Directions for this task: Omit the pictures, but give back every entry below exactly as written.

Start of Block

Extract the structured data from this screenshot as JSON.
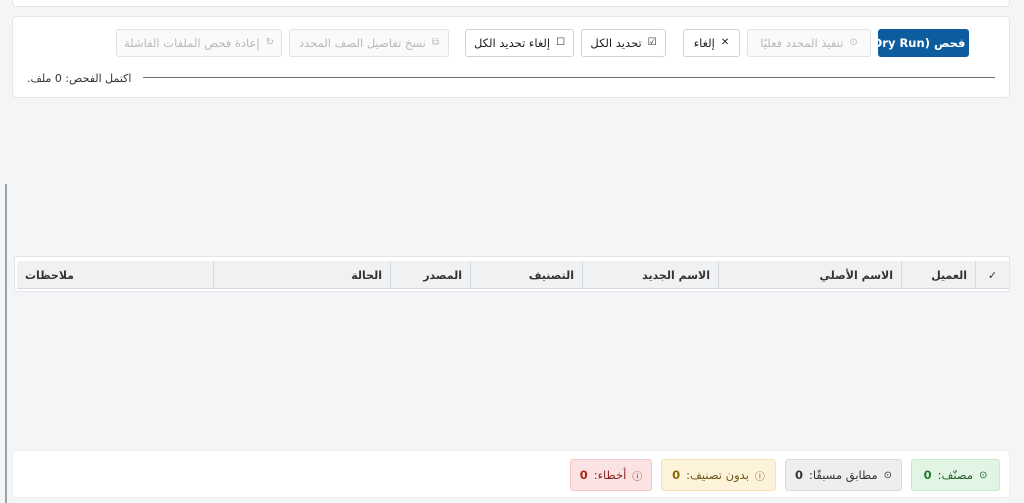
{
  "toolbar": {
    "scan_label": "فحص (Dry Run)",
    "execute_label": "تنفيذ المحدد فعليًا",
    "cancel_label": "إلغاء",
    "select_all_label": "تحديد الكل",
    "deselect_all_label": "إلغاء تحديد الكل",
    "copy_details_label": "نسخ تفاصيل الصف المحدد",
    "rescan_failed_label": "إعادة فحص الملفات الفاشلة"
  },
  "progress": {
    "status_text": "اكتمل الفحص: 0 ملف."
  },
  "table": {
    "columns": [
      {
        "key": "check",
        "label": "✓"
      },
      {
        "key": "client",
        "label": "العميل"
      },
      {
        "key": "original_name",
        "label": "الاسم الأصلي"
      },
      {
        "key": "new_name",
        "label": "الاسم الجديد"
      },
      {
        "key": "classification",
        "label": "التصنيف"
      },
      {
        "key": "source",
        "label": "المصدر"
      },
      {
        "key": "status",
        "label": "الحالة"
      },
      {
        "key": "notes",
        "label": "ملاحظات"
      }
    ],
    "rows": []
  },
  "stats": {
    "classified": {
      "label": "مصنّف:",
      "count": "0",
      "color": "#1f7a2e"
    },
    "matched": {
      "label": "مطابق مسبقًا:",
      "count": "0",
      "color": "#333333"
    },
    "unclassified": {
      "label": "بدون تصنيف:",
      "count": "0",
      "color": "#8a6500"
    },
    "errors": {
      "label": "أخطاء:",
      "count": "0",
      "color": "#b42318"
    }
  },
  "colors": {
    "primary": "#0d5c9e"
  }
}
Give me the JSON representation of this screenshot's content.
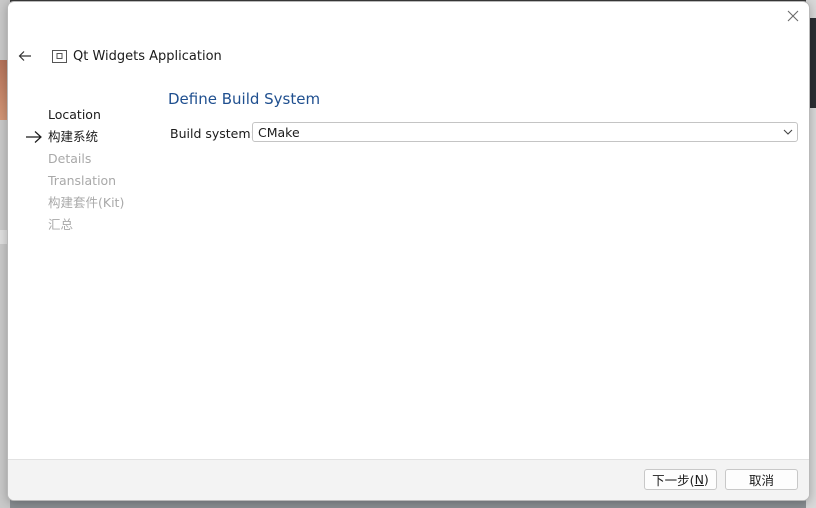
{
  "header": {
    "title": "Qt Widgets Application"
  },
  "steps": [
    {
      "label": "Location",
      "state": "done"
    },
    {
      "label": "构建系统",
      "state": "current"
    },
    {
      "label": "Details",
      "state": "pending"
    },
    {
      "label": "Translation",
      "state": "pending"
    },
    {
      "label": "构建套件(Kit)",
      "state": "pending"
    },
    {
      "label": "汇总",
      "state": "pending"
    }
  ],
  "page": {
    "title": "Define Build System",
    "build_system_label": "Build system:",
    "build_system_value": "CMake"
  },
  "footer": {
    "next_label_prefix": "下一步(",
    "next_mnemonic": "N",
    "next_label_suffix": ")",
    "cancel_label": "取消"
  },
  "colors": {
    "title_blue": "#1f4f8f",
    "pending_gray": "#a9a9a9",
    "footer_bg": "#f3f3f3"
  },
  "icons": {
    "close": "close-icon",
    "back": "back-arrow-icon",
    "app": "qt-project-icon",
    "current_step": "arrow-right-icon",
    "dropdown": "chevron-down-icon"
  }
}
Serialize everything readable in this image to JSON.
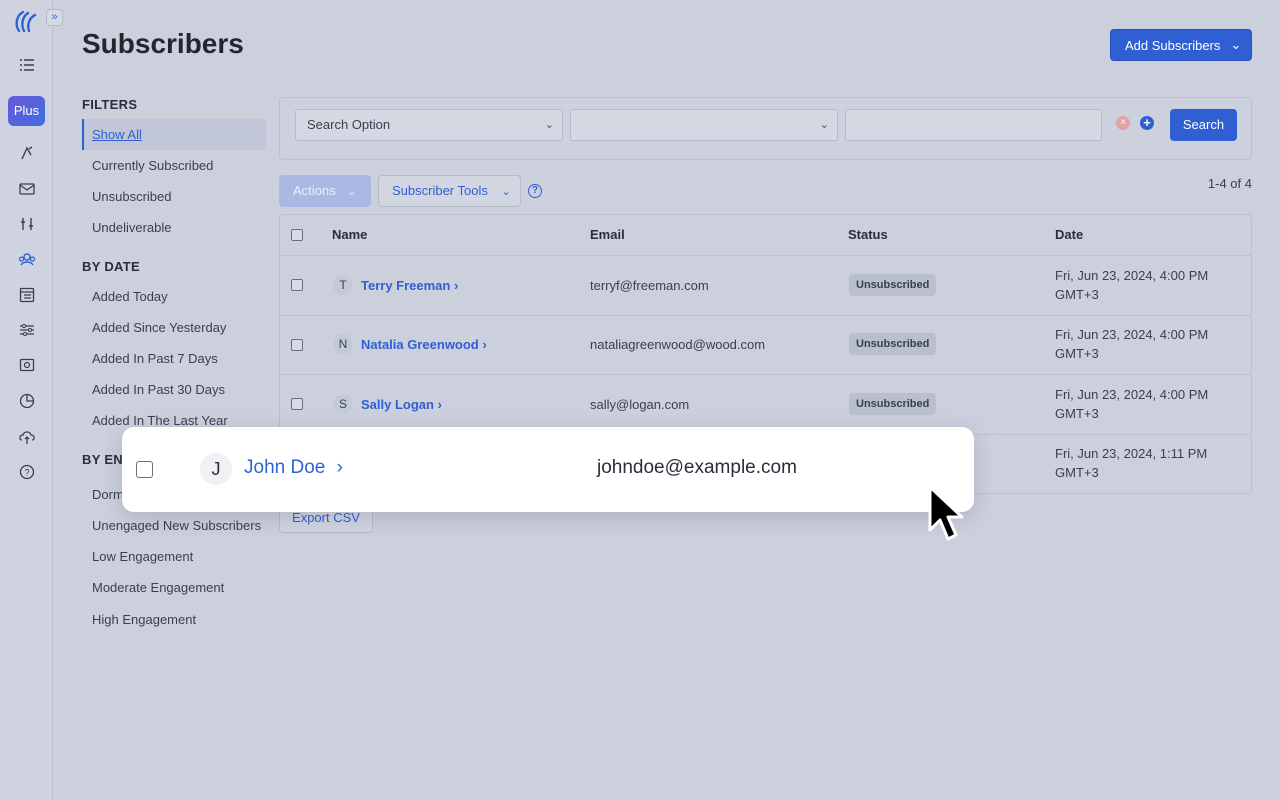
{
  "page": {
    "title": "Subscribers",
    "add_button": "Add Subscribers"
  },
  "rail": {
    "plus_label": "Plus"
  },
  "filters": {
    "sections": [
      {
        "heading": "FILTERS",
        "items": [
          "Show All",
          "Currently Subscribed",
          "Unsubscribed",
          "Undeliverable"
        ]
      },
      {
        "heading": "BY DATE",
        "items": [
          "Added Today",
          "Added Since Yesterday",
          "Added In Past 7 Days",
          "Added In Past 30 Days",
          "Added In The Last Year"
        ]
      },
      {
        "heading": "BY ENG",
        "items": [
          "Dorm",
          "Unengaged New Subscribers",
          "Low Engagement",
          "Moderate Engagement",
          "High Engagement"
        ]
      }
    ],
    "active": "Show All"
  },
  "search": {
    "option_label": "Search Option",
    "second_select": "",
    "text_value": "",
    "button": "Search"
  },
  "toolbar": {
    "actions": "Actions",
    "tools": "Subscriber Tools",
    "count": "1-4 of 4"
  },
  "table": {
    "columns": [
      "Name",
      "Email",
      "Status",
      "Date"
    ],
    "rows": [
      {
        "initial": "T",
        "name": "Terry Freeman",
        "email": "terryf@freeman.com",
        "status": "Unsubscribed",
        "date1": "Fri, Jun 23, 2024, 4:00 PM",
        "date2": "GMT+3"
      },
      {
        "initial": "N",
        "name": "Natalia Greenwood",
        "email": "nataliagreenwood@wood.com",
        "status": "Unsubscribed",
        "date1": "Fri, Jun 23, 2024, 4:00 PM",
        "date2": "GMT+3"
      },
      {
        "initial": "S",
        "name": "Sally Logan",
        "email": "sally@logan.com",
        "status": "Unsubscribed",
        "date1": "Fri, Jun 23, 2024, 4:00 PM",
        "date2": "GMT+3"
      },
      {
        "initial": "J",
        "name": "John Doe",
        "email": "johndoe@example.com",
        "status": "",
        "date1": "Fri, Jun 23, 2024, 1:11 PM",
        "date2": "GMT+3"
      }
    ],
    "export": "Export CSV"
  },
  "highlight": {
    "initial": "J",
    "name": "John Doe",
    "email": "johndoe@example.com"
  },
  "colors": {
    "accent": "#2f5fd2",
    "background": "#ccd0dd"
  }
}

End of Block

Expected answer:
Extract the structured data from this screenshot as JSON.
{
  "toolbar": {
    "scan_label": "فحص (Dry Run)",
    "execute_label": "تنفيذ المحدد فعليًا",
    "cancel_label": "إلغاء",
    "select_all_label": "تحديد الكل",
    "deselect_all_label": "إلغاء تحديد الكل",
    "copy_details_label": "نسخ تفاصيل الصف المحدد",
    "rescan_failed_label": "إعادة فحص الملفات الفاشلة"
  },
  "progress": {
    "status_text": "اكتمل الفحص: 0 ملف."
  },
  "table": {
    "columns": [
      {
        "key": "check",
        "label": "✓"
      },
      {
        "key": "client",
        "label": "العميل"
      },
      {
        "key": "original_name",
        "label": "الاسم الأصلي"
      },
      {
        "key": "new_name",
        "label": "الاسم الجديد"
      },
      {
        "key": "classification",
        "label": "التصنيف"
      },
      {
        "key": "source",
        "label": "المصدر"
      },
      {
        "key": "status",
        "label": "الحالة"
      },
      {
        "key": "notes",
        "label": "ملاحظات"
      }
    ],
    "rows": []
  },
  "stats": {
    "classified": {
      "label": "مصنّف:",
      "count": "0",
      "color": "#1f7a2e"
    },
    "matched": {
      "label": "مطابق مسبقًا:",
      "count": "0",
      "color": "#333333"
    },
    "unclassified": {
      "label": "بدون تصنيف:",
      "count": "0",
      "color": "#8a6500"
    },
    "errors": {
      "label": "أخطاء:",
      "count": "0",
      "color": "#b42318"
    }
  },
  "colors": {
    "primary": "#0d5c9e"
  }
}
Give me the JSON representation of this screenshot's content.
{
  "header": {
    "title": "Qt Widgets Application"
  },
  "steps": [
    {
      "label": "Location",
      "state": "done"
    },
    {
      "label": "构建系统",
      "state": "current"
    },
    {
      "label": "Details",
      "state": "pending"
    },
    {
      "label": "Translation",
      "state": "pending"
    },
    {
      "label": "构建套件(Kit)",
      "state": "pending"
    },
    {
      "label": "汇总",
      "state": "pending"
    }
  ],
  "page": {
    "title": "Define Build System",
    "build_system_label": "Build system:",
    "build_system_value": "CMake"
  },
  "footer": {
    "next_label_prefix": "下一步(",
    "next_mnemonic": "N",
    "next_label_suffix": ")",
    "cancel_label": "取消"
  },
  "colors": {
    "title_blue": "#1f4f8f",
    "pending_gray": "#a9a9a9",
    "footer_bg": "#f3f3f3"
  },
  "icons": {
    "close": "close-icon",
    "back": "back-arrow-icon",
    "app": "qt-project-icon",
    "current_step": "arrow-right-icon",
    "dropdown": "chevron-down-icon"
  }
}
Serialize everything readable in this image to JSON.
{
  "page": {
    "title": "Subscribers",
    "add_button": "Add Subscribers"
  },
  "rail": {
    "plus_label": "Plus"
  },
  "filters": {
    "sections": [
      {
        "heading": "FILTERS",
        "items": [
          "Show All",
          "Currently Subscribed",
          "Unsubscribed",
          "Undeliverable"
        ]
      },
      {
        "heading": "BY DATE",
        "items": [
          "Added Today",
          "Added Since Yesterday",
          "Added In Past 7 Days",
          "Added In Past 30 Days",
          "Added In The Last Year"
        ]
      },
      {
        "heading": "BY ENG",
        "items": [
          "Dorm",
          "Unengaged New Subscribers",
          "Low Engagement",
          "Moderate Engagement",
          "High Engagement"
        ]
      }
    ],
    "active": "Show All"
  },
  "search": {
    "option_label": "Search Option",
    "second_select": "",
    "text_value": "",
    "button": "Search"
  },
  "toolbar": {
    "actions": "Actions",
    "tools": "Subscriber Tools",
    "count": "1-4 of 4"
  },
  "table": {
    "columns": [
      "Name",
      "Email",
      "Status",
      "Date"
    ],
    "rows": [
      {
        "initial": "T",
        "name": "Terry Freeman",
        "email": "terryf@freeman.com",
        "status": "Unsubscribed",
        "date1": "Fri, Jun 23, 2024, 4:00 PM",
        "date2": "GMT+3"
      },
      {
        "initial": "N",
        "name": "Natalia Greenwood",
        "email": "nataliagreenwood@wood.com",
        "status": "Unsubscribed",
        "date1": "Fri, Jun 23, 2024, 4:00 PM",
        "date2": "GMT+3"
      },
      {
        "initial": "S",
        "name": "Sally Logan",
        "email": "sally@logan.com",
        "status": "Unsubscribed",
        "date1": "Fri, Jun 23, 2024, 4:00 PM",
        "date2": "GMT+3"
      },
      {
        "initial": "J",
        "name": "John Doe",
        "email": "johndoe@example.com",
        "status": "",
        "date1": "Fri, Jun 23, 2024, 1:11 PM",
        "date2": "GMT+3"
      }
    ],
    "export": "Export CSV"
  },
  "highlight": {
    "initial": "J",
    "name": "John Doe",
    "email": "johndoe@example.com"
  },
  "colors": {
    "accent": "#2f5fd2",
    "background": "#ccd0dd"
  }
}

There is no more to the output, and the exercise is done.